[Recorded data]
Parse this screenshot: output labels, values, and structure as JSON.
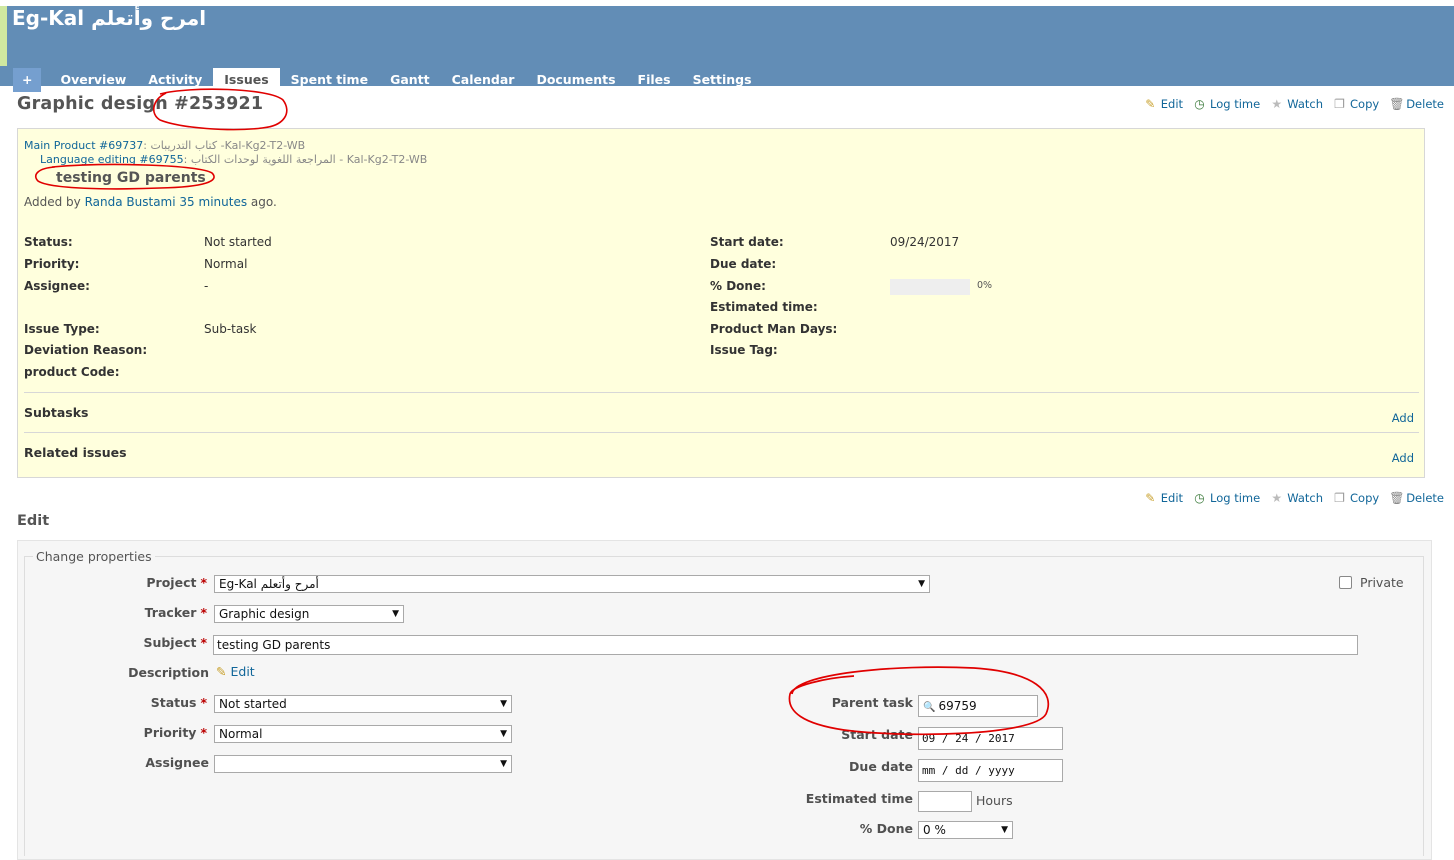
{
  "header": {
    "project_title": "Eg-Kal امرح وأتعلم",
    "tabs": [
      {
        "label": "+"
      },
      {
        "label": "Overview"
      },
      {
        "label": "Activity"
      },
      {
        "label": "Issues"
      },
      {
        "label": "Spent time"
      },
      {
        "label": "Gantt"
      },
      {
        "label": "Calendar"
      },
      {
        "label": "Documents"
      },
      {
        "label": "Files"
      },
      {
        "label": "Settings"
      }
    ],
    "selected_tab": "Issues"
  },
  "issue": {
    "title": "Graphic design #253921",
    "parent1_link": "Main Product #69737",
    "parent1_text": ": كتاب التدريبات -Kal-Kg2-T2-WB",
    "parent2_link": "Language editing #69755",
    "parent2_text": ": المراجعة اللغوية لوحدات الكتاب - Kal-Kg2-T2-WB",
    "subject": "testing GD parents",
    "added_by_prefix": "Added by",
    "author": "Randa Bustami",
    "time_ago": "35 minutes",
    "added_by_suffix": "ago.",
    "attributes_left": [
      {
        "label": "Status:",
        "value": "Not started"
      },
      {
        "label": "Priority:",
        "value": "Normal"
      },
      {
        "label": "Assignee:",
        "value": "-"
      },
      {
        "label": "Issue Type:",
        "value": "Sub-task"
      },
      {
        "label": "Deviation Reason:",
        "value": ""
      },
      {
        "label": "product Code:",
        "value": ""
      }
    ],
    "attributes_right": [
      {
        "label": "Start date:",
        "value": "09/24/2017"
      },
      {
        "label": "Due date:",
        "value": ""
      },
      {
        "label": "% Done:",
        "value": "0%"
      },
      {
        "label": "Estimated time:",
        "value": ""
      },
      {
        "label": "Product Man Days:",
        "value": ""
      },
      {
        "label": "Issue Tag:",
        "value": ""
      }
    ],
    "done_ratio": 0,
    "subtasks_label": "Subtasks",
    "related_label": "Related issues",
    "add_label": "Add"
  },
  "contextual": {
    "edit": "Edit",
    "log_time": "Log time",
    "watch": "Watch",
    "copy": "Copy",
    "delete": "Delete"
  },
  "edit_form": {
    "heading": "Edit",
    "legend": "Change properties",
    "project_label": "Project",
    "project_value": "Eg-Kal أمرح وأتعلم",
    "private_label": "Private",
    "tracker_label": "Tracker",
    "tracker_value": "Graphic design",
    "subject_label": "Subject",
    "subject_value": "testing GD parents",
    "description_label": "Description",
    "description_edit": "Edit",
    "status_label": "Status",
    "status_value": "Not started",
    "priority_label": "Priority",
    "priority_value": "Normal",
    "assignee_label": "Assignee",
    "assignee_value": "",
    "parent_task_label": "Parent task",
    "parent_task_value": "69759",
    "start_date_label": "Start date",
    "start_date_value": "09 / 24 / 2017",
    "due_date_label": "Due date",
    "due_date_placeholder": "mm / dd / yyyy",
    "estimated_time_label": "Estimated time",
    "estimated_time_value": "",
    "hours_label": "Hours",
    "done_label": "% Done",
    "done_value": "0 %",
    "required_mark": "*"
  },
  "colors": {
    "header_bg": "#628DB6",
    "issue_bg": "#ffffdd",
    "link": "#169",
    "annotation_red": "#e00000"
  }
}
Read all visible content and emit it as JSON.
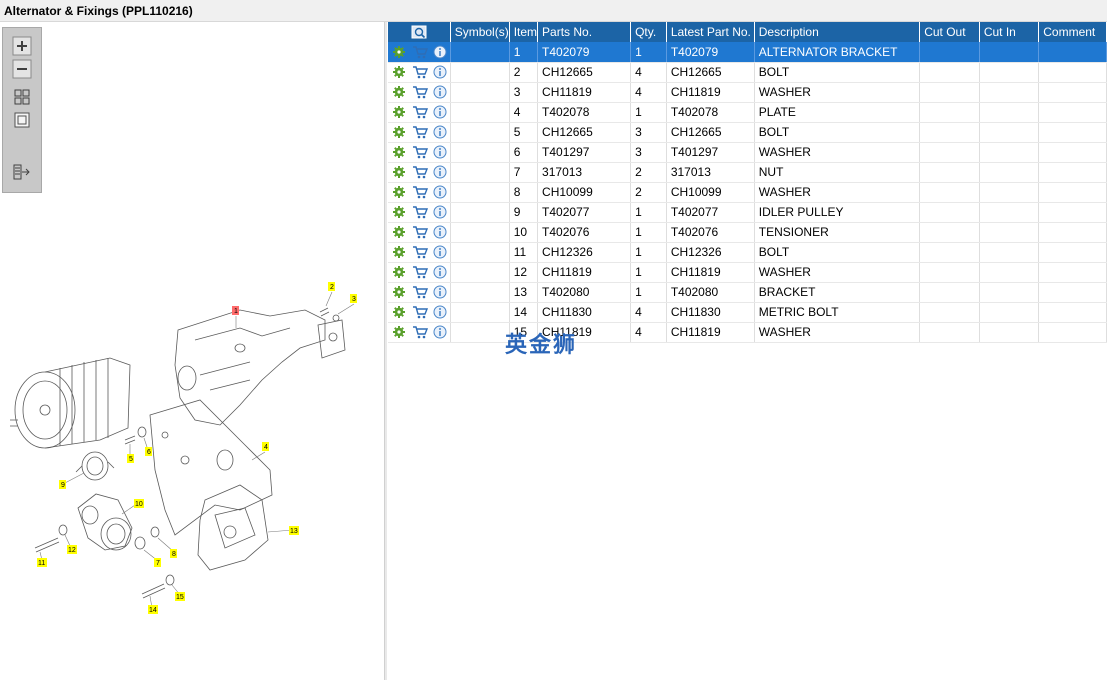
{
  "window": {
    "title": "Alternator & Fixings (PPL110216)"
  },
  "toolbar": {
    "items": [
      {
        "name": "zoom-in-icon"
      },
      {
        "name": "zoom-out-icon"
      },
      {
        "name": "fit-all-icon"
      },
      {
        "name": "actual-size-icon"
      },
      {
        "name": "list-export-icon"
      }
    ]
  },
  "diagram": {
    "callouts": [
      "1",
      "2",
      "3",
      "4",
      "5",
      "6",
      "7",
      "8",
      "9",
      "10",
      "11",
      "12",
      "13",
      "14",
      "15"
    ],
    "colors": {
      "callout_bg": "#ffff00",
      "selected_callout_bg": "#ff6b6b",
      "line": "#5a5a5a"
    }
  },
  "grid": {
    "columns": [
      "",
      "Symbol(s)",
      "Item",
      "Parts No.",
      "Qty.",
      "Latest Part No.",
      "Description",
      "Cut Out",
      "Cut In",
      "Comment"
    ],
    "rows": [
      {
        "item": "1",
        "part_no": "T402079",
        "qty": "1",
        "latest": "T402079",
        "desc": "ALTERNATOR BRACKET"
      },
      {
        "item": "2",
        "part_no": "CH12665",
        "qty": "4",
        "latest": "CH12665",
        "desc": "BOLT"
      },
      {
        "item": "3",
        "part_no": "CH11819",
        "qty": "4",
        "latest": "CH11819",
        "desc": "WASHER"
      },
      {
        "item": "4",
        "part_no": "T402078",
        "qty": "1",
        "latest": "T402078",
        "desc": "PLATE"
      },
      {
        "item": "5",
        "part_no": "CH12665",
        "qty": "3",
        "latest": "CH12665",
        "desc": "BOLT"
      },
      {
        "item": "6",
        "part_no": "T401297",
        "qty": "3",
        "latest": "T401297",
        "desc": "WASHER"
      },
      {
        "item": "7",
        "part_no": "317013",
        "qty": "2",
        "latest": "317013",
        "desc": "NUT"
      },
      {
        "item": "8",
        "part_no": "CH10099",
        "qty": "2",
        "latest": "CH10099",
        "desc": "WASHER"
      },
      {
        "item": "9",
        "part_no": "T402077",
        "qty": "1",
        "latest": "T402077",
        "desc": "IDLER PULLEY"
      },
      {
        "item": "10",
        "part_no": "T402076",
        "qty": "1",
        "latest": "T402076",
        "desc": "TENSIONER"
      },
      {
        "item": "11",
        "part_no": "CH12326",
        "qty": "1",
        "latest": "CH12326",
        "desc": "BOLT"
      },
      {
        "item": "12",
        "part_no": "CH11819",
        "qty": "1",
        "latest": "CH11819",
        "desc": "WASHER"
      },
      {
        "item": "13",
        "part_no": "T402080",
        "qty": "1",
        "latest": "T402080",
        "desc": "BRACKET"
      },
      {
        "item": "14",
        "part_no": "CH11830",
        "qty": "4",
        "latest": "CH11830",
        "desc": "METRIC BOLT"
      },
      {
        "item": "15",
        "part_no": "CH11819",
        "qty": "4",
        "latest": "CH11819",
        "desc": "WASHER"
      }
    ],
    "row_icons": [
      "gear-icon",
      "cart-icon",
      "info-icon"
    ],
    "colors": {
      "header_bg": "#1c64a6",
      "selected_bg": "#1f78d1",
      "gear": "#5aa02c",
      "cart": "#2f6db5",
      "info": "#4a86c8"
    }
  },
  "watermark": {
    "text": "英金狮"
  }
}
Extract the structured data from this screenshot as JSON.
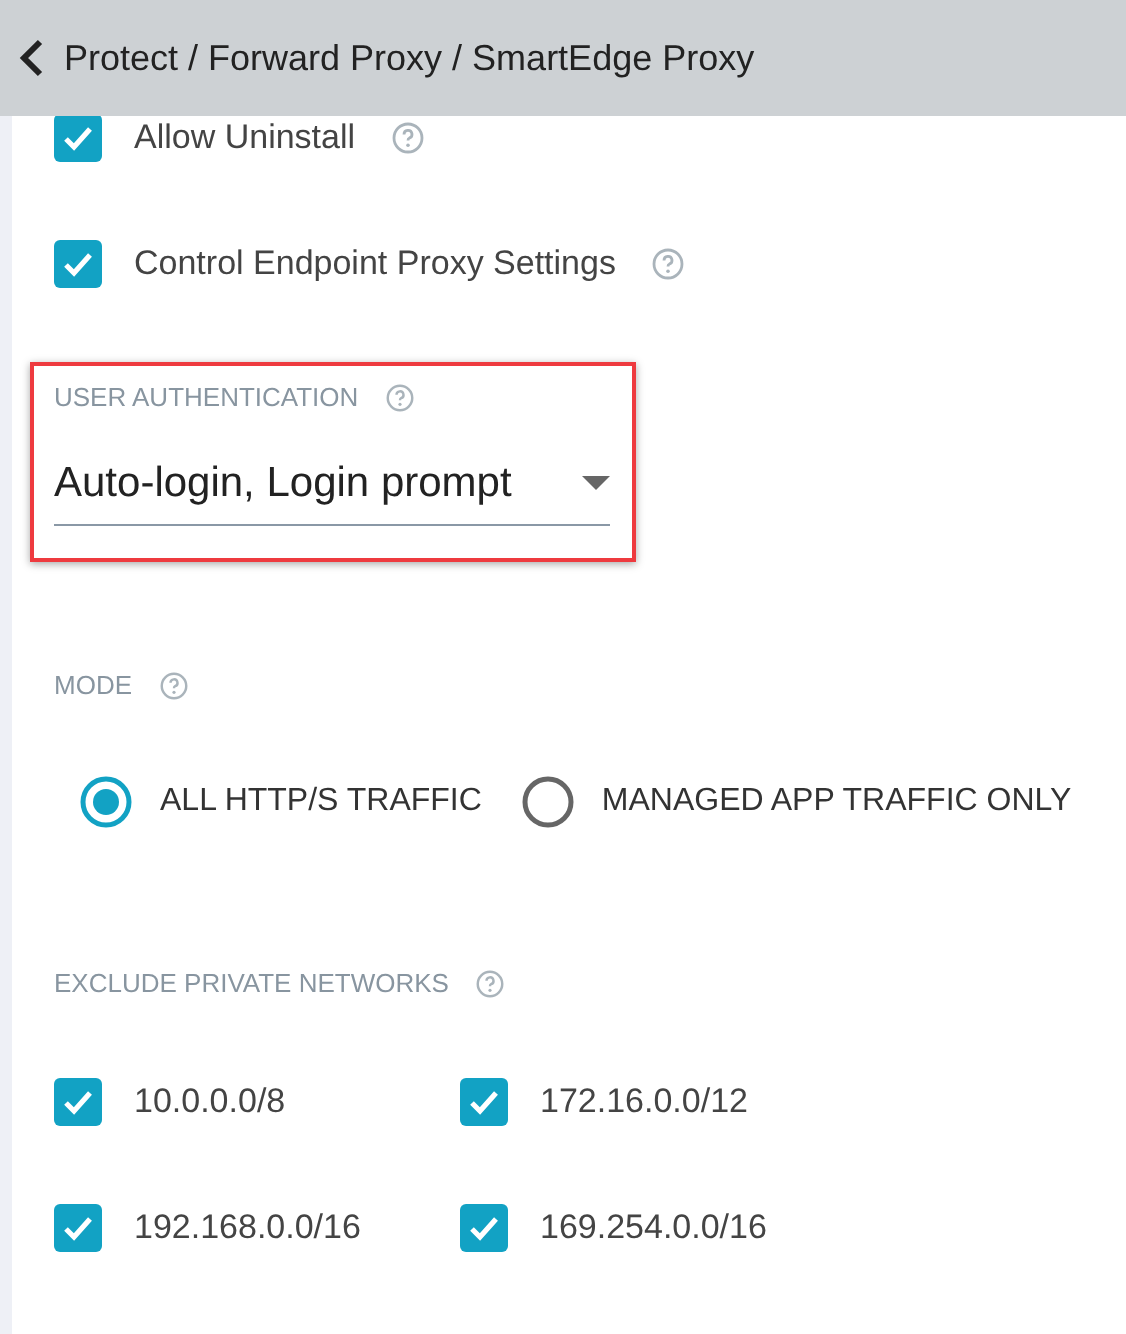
{
  "header": {
    "breadcrumb": "Protect / Forward Proxy / SmartEdge Proxy"
  },
  "options": [
    {
      "label": "Allow Uninstall",
      "checked": true
    },
    {
      "label": "Control Endpoint Proxy Settings",
      "checked": true
    }
  ],
  "user_authentication": {
    "label": "USER AUTHENTICATION",
    "value": "Auto-login, Login prompt",
    "highlighted": true
  },
  "mode": {
    "label": "MODE",
    "choices": [
      {
        "label": "ALL HTTP/S TRAFFIC",
        "selected": true
      },
      {
        "label": "MANAGED APP TRAFFIC ONLY",
        "selected": false
      }
    ]
  },
  "exclude_private_networks": {
    "label": "EXCLUDE PRIVATE NETWORKS",
    "networks": [
      {
        "label": "10.0.0.0/8",
        "checked": true
      },
      {
        "label": "172.16.0.0/12",
        "checked": true
      },
      {
        "label": "192.168.0.0/16",
        "checked": true
      },
      {
        "label": "169.254.0.0/16",
        "checked": true
      }
    ]
  }
}
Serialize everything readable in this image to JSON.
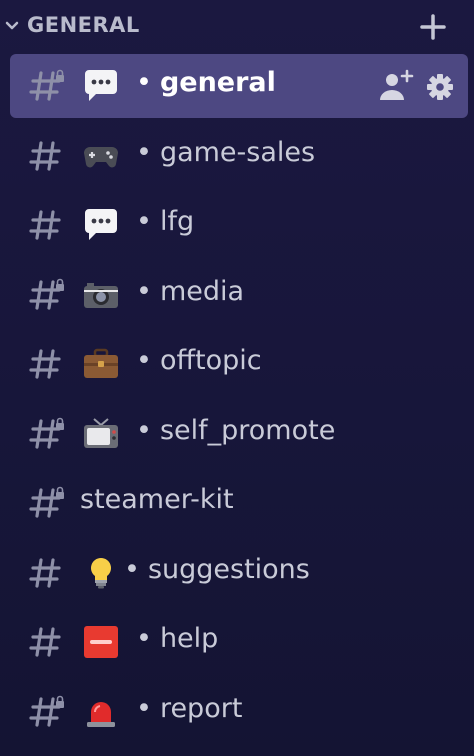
{
  "category": {
    "label": "GENERAL",
    "collapse_icon": "chevron-down-icon",
    "add_icon": "plus-icon"
  },
  "colors": {
    "background": "#1b1840",
    "selected": "#4d4882",
    "text": "#c9cbd8",
    "selected_text": "#ffffff"
  },
  "channels": [
    {
      "label": "general",
      "prefix": "•",
      "emoji": "speech-bubble-icon",
      "locked": true,
      "selected": true,
      "actions": [
        "add-member-icon",
        "gear-icon"
      ]
    },
    {
      "label": "game-sales",
      "prefix": "•",
      "emoji": "game-controller-icon",
      "locked": false
    },
    {
      "label": "lfg",
      "prefix": "•",
      "emoji": "speech-bubble-icon",
      "locked": false
    },
    {
      "label": "media",
      "prefix": "•",
      "emoji": "camera-icon",
      "locked": true
    },
    {
      "label": "offtopic",
      "prefix": "•",
      "emoji": "briefcase-icon",
      "locked": false
    },
    {
      "label": "self_promote",
      "prefix": "•",
      "emoji": "television-icon",
      "locked": true
    },
    {
      "label": "steamer-kit",
      "prefix": "",
      "emoji": "",
      "locked": true
    },
    {
      "label": "suggestions",
      "prefix": "•",
      "emoji": "light-bulb-icon",
      "locked": false
    },
    {
      "label": "help",
      "prefix": "•",
      "emoji": "sos-icon",
      "locked": false
    },
    {
      "label": "report",
      "prefix": "•",
      "emoji": "siren-icon",
      "locked": true
    }
  ]
}
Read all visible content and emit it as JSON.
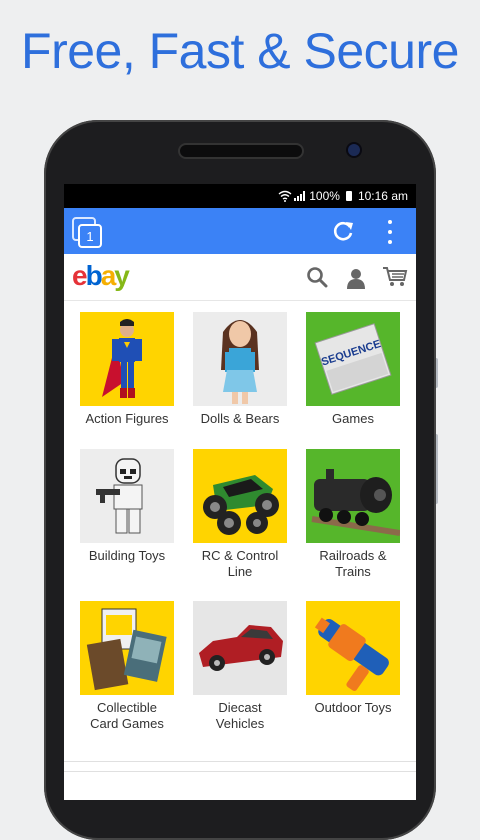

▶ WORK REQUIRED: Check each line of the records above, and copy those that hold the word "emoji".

▶ ANSWER SECTION:
      "emoji": "speech-bubble-icon",
      "emoji": "game-controller-icon",
      "emoji": "speech-bubble-icon",
      "emoji": "camera-icon",
      "emoji": "briefcase-icon",
      "emoji": "television-icon",
      "emoji": "",
      "emoji": "light-bulb-icon",
      "emoji": "sos-icon",
      "emoji": "siren-icon",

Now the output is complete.